SALEM — In an effort to adapt to the COVID-19 pandemic, Bit Bar is allowing customers to rent out their entire arcade space to parties of 10 for private events.
“We’re very passionate about doing anything we can to keep the business alive while keeping a safe space where people can have a little fun,” said Eric Spackman, the opening general manager.
The private rentals began in late November, and averages between two to three rentals per day, on Tuesdays and Wednesdays, when the deal is offered. In the past week they recorded five private rentals.
After this initial success, Bit Bar will be expanding its private rentals to Mondays and possibly Thursdays.
Customers can either book the entire arcade, which costs $225 for an hour and 45 minutes, or a back room at $125 for the same amount of time. During peak hours, the back room costs $225.
Parties that book the entire arcade are granted exclusive use of the entire restaurant and floor, unlimited game tokens and a personal server.
These private rentals are COVID-conscious, with customers required to wear face coverings at all times unless eating or drinking, and the space sanitized between each booking.
Bit Bar is one of a few Massachusetts arcades now offering full space rentals, including The Quarters in Hadley.
The idea of arcade rentals was chosen instead of another idea floated by an owner — turning the restaurant into a carhop.
The barcade is also open to customers with or without a reservation from 4 p.m. to 10 p.m. on Thursdays and Fridays and on Saturday and Sunday from noon to 10 p.m.
Bit Bar was originally opened in 2016 on the site of the Salem’s 19th century jail, and has since become a popular Salem tourist destination. The space had previously been an A&B Burgers, and had been the Great Escape Restaurant before that.
The arcade was closed shortly after the onset of the pandemic and didn’t reopen until August.
“During the initial shutdown we just stayed open for takeout and delivery and we put aside a portion of our proceeds to help our staff out until the CARES Act money kicked in,” said Spackman. “Once that happened, we shut down completely.”
Salem restaurants have struggled to adapt during the pandemic, with several closing up shop for the winter.
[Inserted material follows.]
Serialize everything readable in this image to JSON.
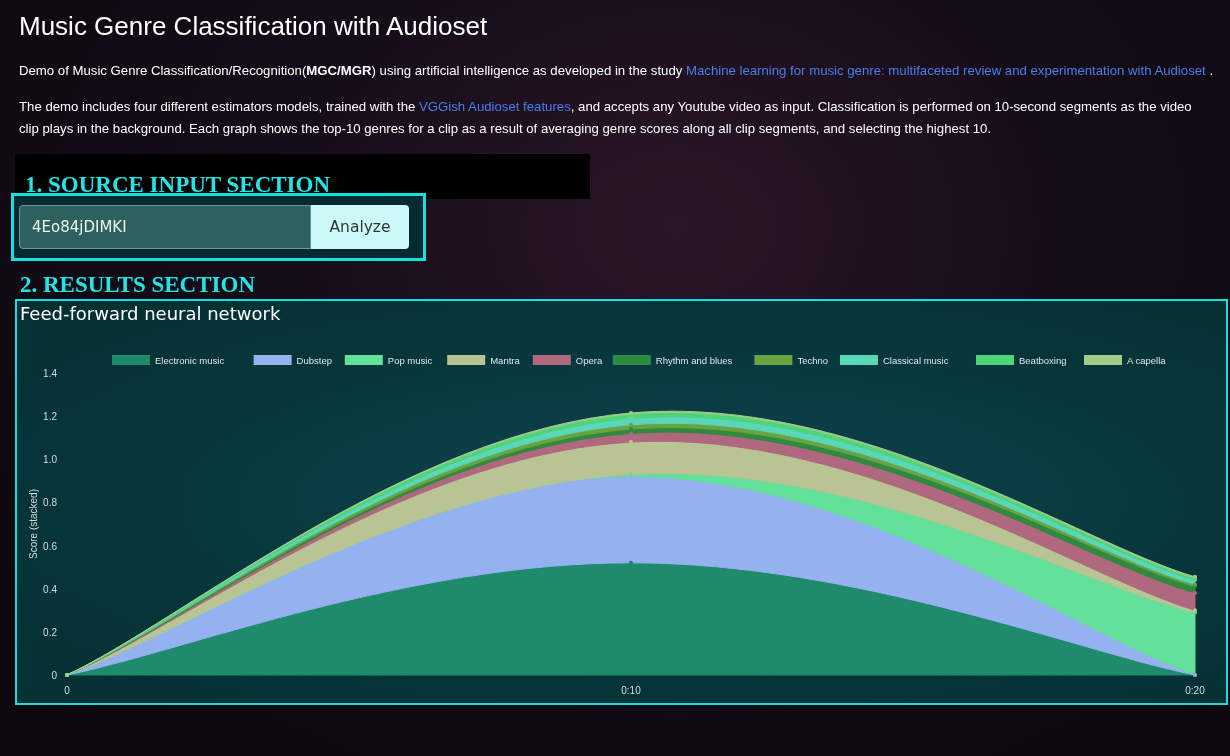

Most recently, Gulu-Gulu Cafe announced that it would temporarily shut down until the spring, starting Jan. 3. In a Facebook post, they asked for patrons to assist their staff by coming in before their closing and to “consider tipping heavily.”
Previously, Olde Main Street Pub shut down for the winter, and East Sakura Buffet closed permanently.
Spackman hopes that, with the new adjustments, Bit Bar can remain open through the winter.